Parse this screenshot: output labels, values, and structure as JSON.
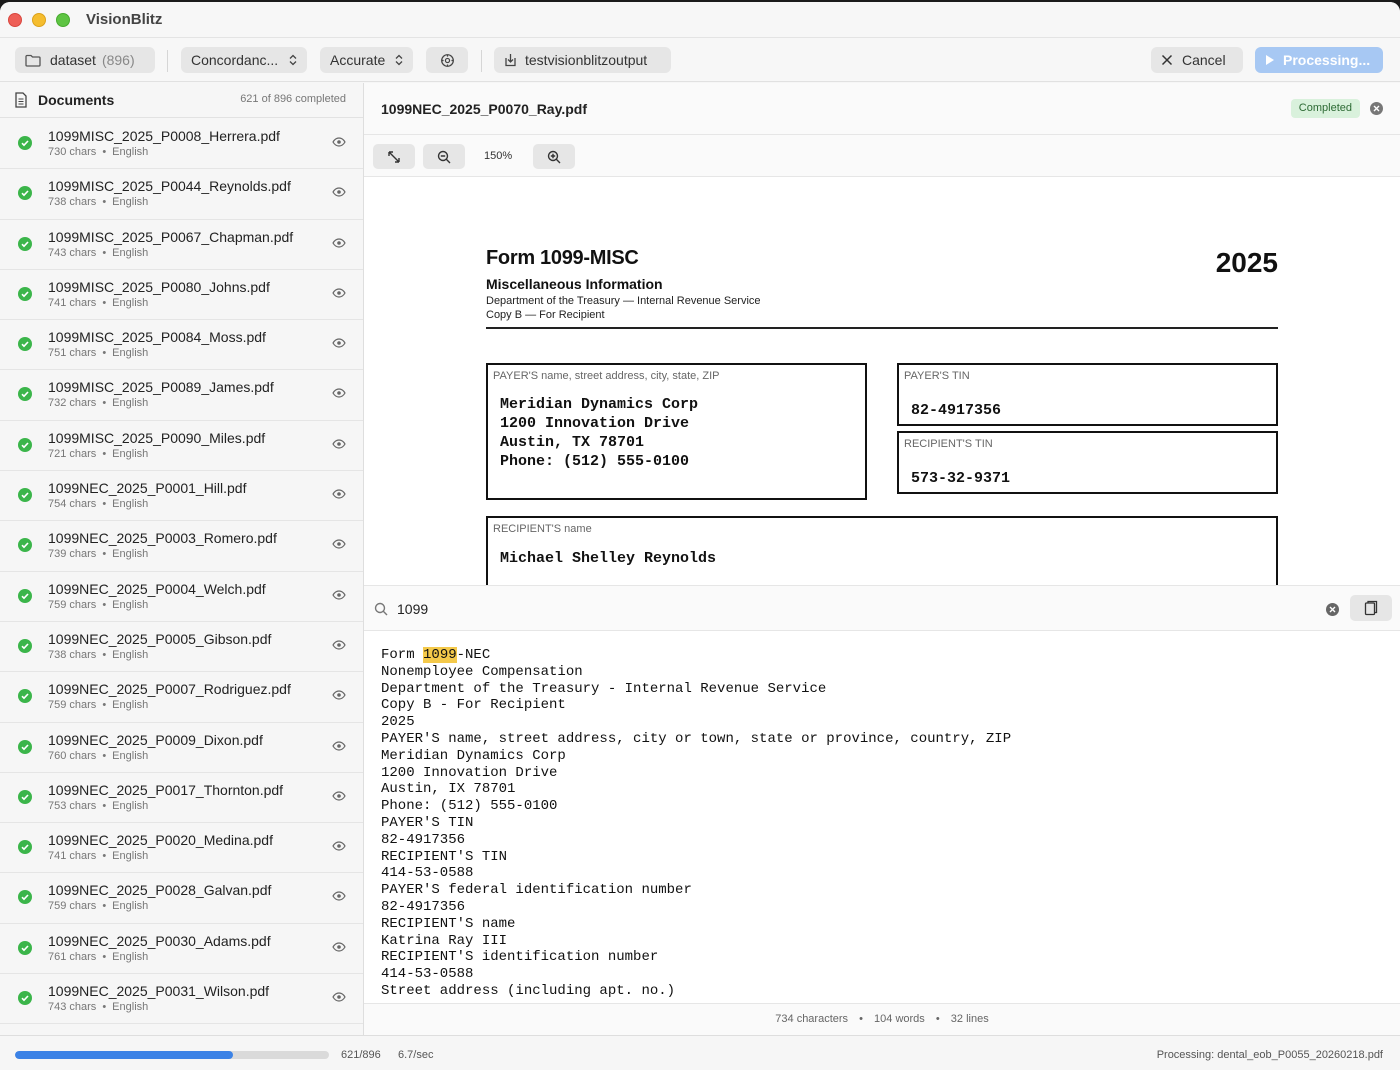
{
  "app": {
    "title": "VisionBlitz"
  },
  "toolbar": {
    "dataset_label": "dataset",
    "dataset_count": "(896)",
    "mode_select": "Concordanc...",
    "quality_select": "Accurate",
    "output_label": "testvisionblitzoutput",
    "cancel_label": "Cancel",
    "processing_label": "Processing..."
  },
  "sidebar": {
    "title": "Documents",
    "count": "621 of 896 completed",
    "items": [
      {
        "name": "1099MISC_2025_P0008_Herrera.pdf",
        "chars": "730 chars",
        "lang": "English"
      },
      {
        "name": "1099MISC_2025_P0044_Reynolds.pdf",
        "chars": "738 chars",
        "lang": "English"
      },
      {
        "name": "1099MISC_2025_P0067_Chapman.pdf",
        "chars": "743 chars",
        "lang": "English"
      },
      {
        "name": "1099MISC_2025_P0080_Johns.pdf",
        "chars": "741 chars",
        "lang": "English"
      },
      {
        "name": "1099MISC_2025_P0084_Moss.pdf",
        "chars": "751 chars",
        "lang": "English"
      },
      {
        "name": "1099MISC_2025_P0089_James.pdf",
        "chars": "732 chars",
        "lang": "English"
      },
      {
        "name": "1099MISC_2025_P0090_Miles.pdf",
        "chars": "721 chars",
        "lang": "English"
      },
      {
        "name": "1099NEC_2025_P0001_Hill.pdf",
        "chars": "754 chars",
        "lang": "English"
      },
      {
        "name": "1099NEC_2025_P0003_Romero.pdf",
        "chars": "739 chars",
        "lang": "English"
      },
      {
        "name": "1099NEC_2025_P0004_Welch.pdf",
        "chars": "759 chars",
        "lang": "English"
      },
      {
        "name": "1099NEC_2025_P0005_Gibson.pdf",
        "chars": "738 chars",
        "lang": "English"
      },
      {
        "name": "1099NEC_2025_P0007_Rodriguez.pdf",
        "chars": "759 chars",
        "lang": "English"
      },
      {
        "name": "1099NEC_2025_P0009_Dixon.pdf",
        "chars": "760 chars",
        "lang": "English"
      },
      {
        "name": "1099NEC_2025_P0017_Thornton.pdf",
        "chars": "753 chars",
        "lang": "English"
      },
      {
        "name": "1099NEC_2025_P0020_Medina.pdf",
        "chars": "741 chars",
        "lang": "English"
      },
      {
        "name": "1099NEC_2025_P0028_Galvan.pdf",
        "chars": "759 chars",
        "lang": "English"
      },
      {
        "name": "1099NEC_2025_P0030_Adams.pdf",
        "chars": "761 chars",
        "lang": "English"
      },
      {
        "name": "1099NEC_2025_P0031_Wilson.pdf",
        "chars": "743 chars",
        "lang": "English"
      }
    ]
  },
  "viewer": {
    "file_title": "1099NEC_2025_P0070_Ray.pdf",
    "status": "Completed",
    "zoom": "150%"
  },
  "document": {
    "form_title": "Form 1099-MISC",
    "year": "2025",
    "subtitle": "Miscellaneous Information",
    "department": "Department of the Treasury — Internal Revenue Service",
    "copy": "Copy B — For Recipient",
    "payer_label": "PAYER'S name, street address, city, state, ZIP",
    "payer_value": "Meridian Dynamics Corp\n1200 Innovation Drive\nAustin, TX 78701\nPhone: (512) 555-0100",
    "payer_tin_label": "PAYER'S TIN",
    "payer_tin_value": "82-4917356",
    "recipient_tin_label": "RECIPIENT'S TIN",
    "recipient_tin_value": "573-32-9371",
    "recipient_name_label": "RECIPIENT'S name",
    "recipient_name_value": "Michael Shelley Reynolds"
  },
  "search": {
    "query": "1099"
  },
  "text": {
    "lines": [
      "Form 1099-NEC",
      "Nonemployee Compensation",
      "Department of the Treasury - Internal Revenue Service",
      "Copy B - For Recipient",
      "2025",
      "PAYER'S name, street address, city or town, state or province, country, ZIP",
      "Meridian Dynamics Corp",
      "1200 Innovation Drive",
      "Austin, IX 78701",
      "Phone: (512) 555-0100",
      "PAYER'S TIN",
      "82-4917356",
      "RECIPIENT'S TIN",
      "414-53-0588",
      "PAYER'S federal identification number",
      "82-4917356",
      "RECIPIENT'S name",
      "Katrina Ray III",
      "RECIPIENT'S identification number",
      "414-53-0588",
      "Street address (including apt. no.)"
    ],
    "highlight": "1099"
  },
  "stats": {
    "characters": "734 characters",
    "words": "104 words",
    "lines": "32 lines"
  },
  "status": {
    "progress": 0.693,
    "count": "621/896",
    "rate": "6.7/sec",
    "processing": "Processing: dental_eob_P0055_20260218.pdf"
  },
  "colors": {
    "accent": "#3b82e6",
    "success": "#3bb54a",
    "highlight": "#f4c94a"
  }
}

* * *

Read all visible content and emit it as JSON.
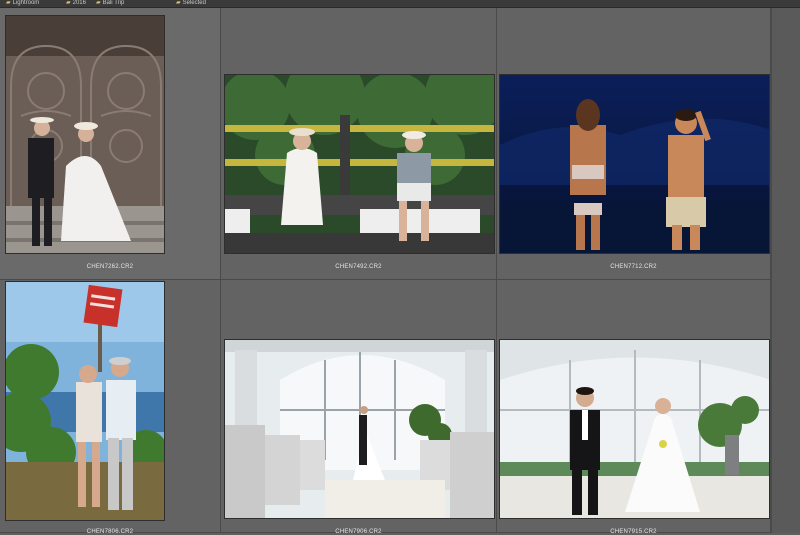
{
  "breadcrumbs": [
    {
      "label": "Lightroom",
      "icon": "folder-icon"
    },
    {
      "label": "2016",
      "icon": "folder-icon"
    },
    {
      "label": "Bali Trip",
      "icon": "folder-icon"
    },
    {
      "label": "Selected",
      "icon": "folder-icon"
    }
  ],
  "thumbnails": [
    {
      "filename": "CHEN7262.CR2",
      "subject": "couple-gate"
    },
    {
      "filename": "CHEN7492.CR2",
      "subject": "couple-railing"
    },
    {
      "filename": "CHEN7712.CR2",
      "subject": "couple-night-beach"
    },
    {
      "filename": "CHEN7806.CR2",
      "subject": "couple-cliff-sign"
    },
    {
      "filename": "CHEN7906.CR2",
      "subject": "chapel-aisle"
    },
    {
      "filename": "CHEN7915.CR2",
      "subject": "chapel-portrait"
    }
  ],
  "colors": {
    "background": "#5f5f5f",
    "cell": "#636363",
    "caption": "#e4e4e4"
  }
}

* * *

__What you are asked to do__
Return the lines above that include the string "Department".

__Answer box__
    "department": "Department of the Treasury — Internal Revenue Service",
      "Department of the Treasury - Internal Revenue Service",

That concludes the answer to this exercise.